Kootenay Pride organizer on Orlando shootings: ‘Both terror and hate’

Nelson LGBTQ community reeling in the wake of targeted attack.

The LGBTQ community is reeling after a targeted shooting in Orlando.

The LGBTQ community is reeling after a targeted shooting in Orlando.

Nelson Pride organizer Cole Johnston feels strongly that the local community needs to understand the implications of the targeted Orlando shooting spree that claimed the lives of 49 people, and injured 53 more early on Sunday.

“I keep hearing speculation in the media and arguments around whether this was a terrorist attack or a hate crime, as though the two are mutually exclusive. They’re not,” he told the Star via email. The massacre occurred at a popular Florida gay night club, and has received international news coverage.

“This is both terror and hate, as so many targeted attacks are. This is without a doubt the most monstrous attack on the LGBTQ community we’ve seen in decades, generations even. In fact, I think many younger people in our community have never experienced this kind of hatred directed towards them, something the older generations worked hard to help extinguish.

“I felt horrified, sickened, and heartbroken. But I also feel resolve and defiance, and when I saw thousands lining up to donate blood to the Orlando victims, I felt love again. Love is the backbone of Pride celebrations, and I think it’s incredibly important that the community realizes this.”

The LineUp‘s host Jenna Raider Skidmore reached out to the Star via Facebook to share her outrage at the crime.
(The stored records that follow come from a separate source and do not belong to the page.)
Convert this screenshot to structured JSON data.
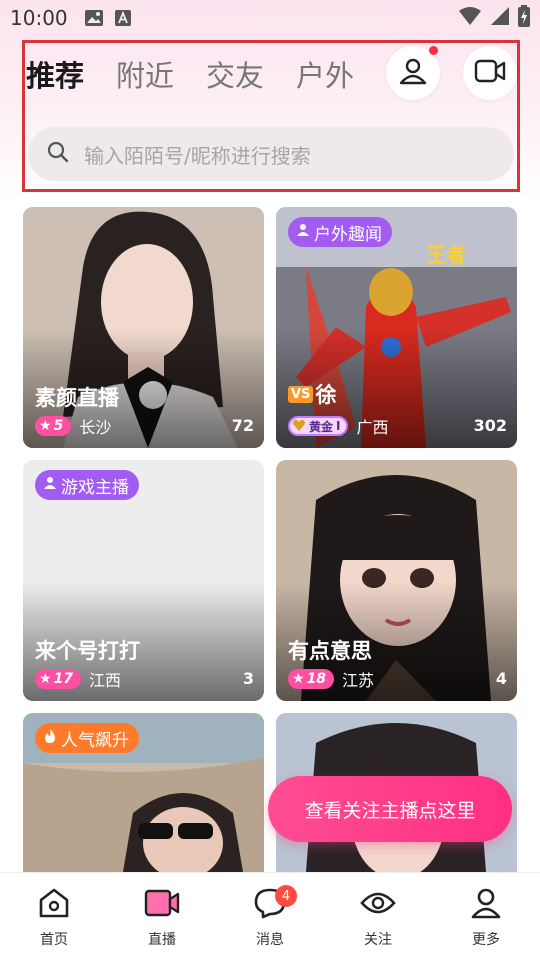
{
  "status_bar": {
    "time": "10:00"
  },
  "tabs": [
    {
      "label": "推荐",
      "active": true
    },
    {
      "label": "附近",
      "active": false
    },
    {
      "label": "交友",
      "active": false
    },
    {
      "label": "户外",
      "active": false
    }
  ],
  "search": {
    "placeholder": "输入陌陌号/昵称进行搜索"
  },
  "cards": [
    {
      "title": "素颜直播",
      "level": "5",
      "location": "长沙",
      "count": "72",
      "badge": ""
    },
    {
      "title": "徐",
      "rank": "黄金",
      "location": "广西",
      "count": "302",
      "badge": "户外趣闻"
    },
    {
      "title": "来个号打打",
      "level": "17",
      "location": "江西",
      "count": "3",
      "badge": "游戏主播"
    },
    {
      "title": "有点意思",
      "level": "18",
      "location": "江苏",
      "count": "4",
      "badge": ""
    },
    {
      "badge": "人气飙升"
    }
  ],
  "floating_button": "查看关注主播点这里",
  "bottom_nav": [
    {
      "label": "首页",
      "icon": "home-icon"
    },
    {
      "label": "直播",
      "icon": "live-video-icon",
      "active": true
    },
    {
      "label": "消息",
      "icon": "message-icon",
      "badge": "4"
    },
    {
      "label": "关注",
      "icon": "eye-icon"
    },
    {
      "label": "更多",
      "icon": "person-icon"
    }
  ],
  "colors": {
    "accent": "#ff3f8c",
    "badge_purple": "#a25cf2",
    "badge_orange": "#ff7a2b",
    "header_outline": "#d9343a"
  }
}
“This is about hate. It’s a hate crime. I am not naïve, but oh how I wish I was. I know that there is hate out there beyond our beautiful little mountain bubble. And it cuts to the core of my fear and rocks my soul in a way that is impossible to fully share.”

She thinks the community needs to keep things in perspective, though.

“I also know that this is about mental illness. And about American gun laws. The U.S. needs to focus their attention on these two incredibly important problems. There has never been a better time than right now. My idealistic heart aches, and wants to beg every single being on the planet to please let love reign. Love is all that truly matters. I would risk anything for love. And I guess, just by being gay, I do.”

Nelson-Creston MLA Michelle Mungall has opened her office to anyone grieving.

“I want to extend my deepest condolences to the LGBTQ community and the families and friends of those killed,” said Mungall. “I know Kootenay residents share that sentiment and want to send their messages of kindness and love as well. My office is open for them to do that.”

“This is the largest mass shooting the United States has ever seen. By targeting the LGBTQ community, it is an act of hatred,” Mungall continued. “With a presidential nominee candidate to the south using this tragedy to spread his message of hate, we must stand with those who need love and support in the face of this tragedy.”

Mungall invites constituents to stop by her office at 433 Josephine St. in Nelson from Monday to Thursday, 10 a.m. to 4 p.m., to write a postcard that will be mailed to the City or Orlando and Pulse nightclub.

Another way to show solidarity with the victims of this shooting is to attend the Pride celebrations later this year, said Johnston.

I think this serves as a sobering reminder that we all need to stand together and support one another, no matter our religious backgrounds or gender identities. Kootenay Pride is celebrating its 20th anniversary in Nelson this year Sept. 2 to 5 and I hope the whole town comes out to support and reflect.”

A vigil will be held at Nelson City Hall on June 14 at noon organized by Kootenay Pride, Trans Connect and Kootenay Radical Faeries.